Whenever a line below includes the string "items", show it.

>>>

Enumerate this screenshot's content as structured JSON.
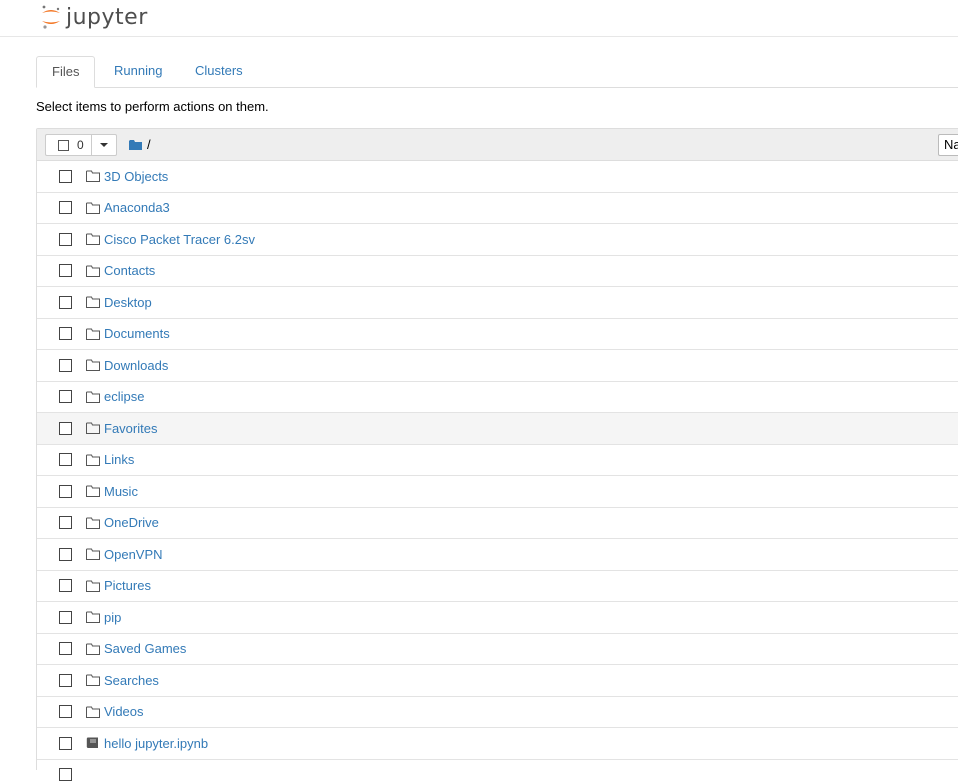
{
  "app": {
    "logo_text": "jupyter"
  },
  "tabs": [
    {
      "label": "Files",
      "active": true
    },
    {
      "label": "Running",
      "active": false
    },
    {
      "label": "Clusters",
      "active": false
    }
  ],
  "instructions": "Select items to perform actions on them.",
  "list_header": {
    "selected_count": "0",
    "path": "/",
    "sort_label": "Na"
  },
  "items": [
    {
      "name": "3D Objects",
      "type": "folder"
    },
    {
      "name": "Anaconda3",
      "type": "folder"
    },
    {
      "name": "Cisco Packet Tracer 6.2sv",
      "type": "folder"
    },
    {
      "name": "Contacts",
      "type": "folder"
    },
    {
      "name": "Desktop",
      "type": "folder"
    },
    {
      "name": "Documents",
      "type": "folder"
    },
    {
      "name": "Downloads",
      "type": "folder"
    },
    {
      "name": "eclipse",
      "type": "folder"
    },
    {
      "name": "Favorites",
      "type": "folder",
      "hover": true
    },
    {
      "name": "Links",
      "type": "folder"
    },
    {
      "name": "Music",
      "type": "folder"
    },
    {
      "name": "OneDrive",
      "type": "folder"
    },
    {
      "name": "OpenVPN",
      "type": "folder"
    },
    {
      "name": "Pictures",
      "type": "folder"
    },
    {
      "name": "pip",
      "type": "folder"
    },
    {
      "name": "Saved Games",
      "type": "folder"
    },
    {
      "name": "Searches",
      "type": "folder"
    },
    {
      "name": "Videos",
      "type": "folder"
    },
    {
      "name": "hello jupyter.ipynb",
      "type": "notebook"
    }
  ],
  "colors": {
    "link": "#337ab7",
    "logo_orange": "#f37726",
    "header_bg": "#eeeeee"
  }
}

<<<

- _Your response_
  "instructions": "Select items to perform actions on them.",
  "items": [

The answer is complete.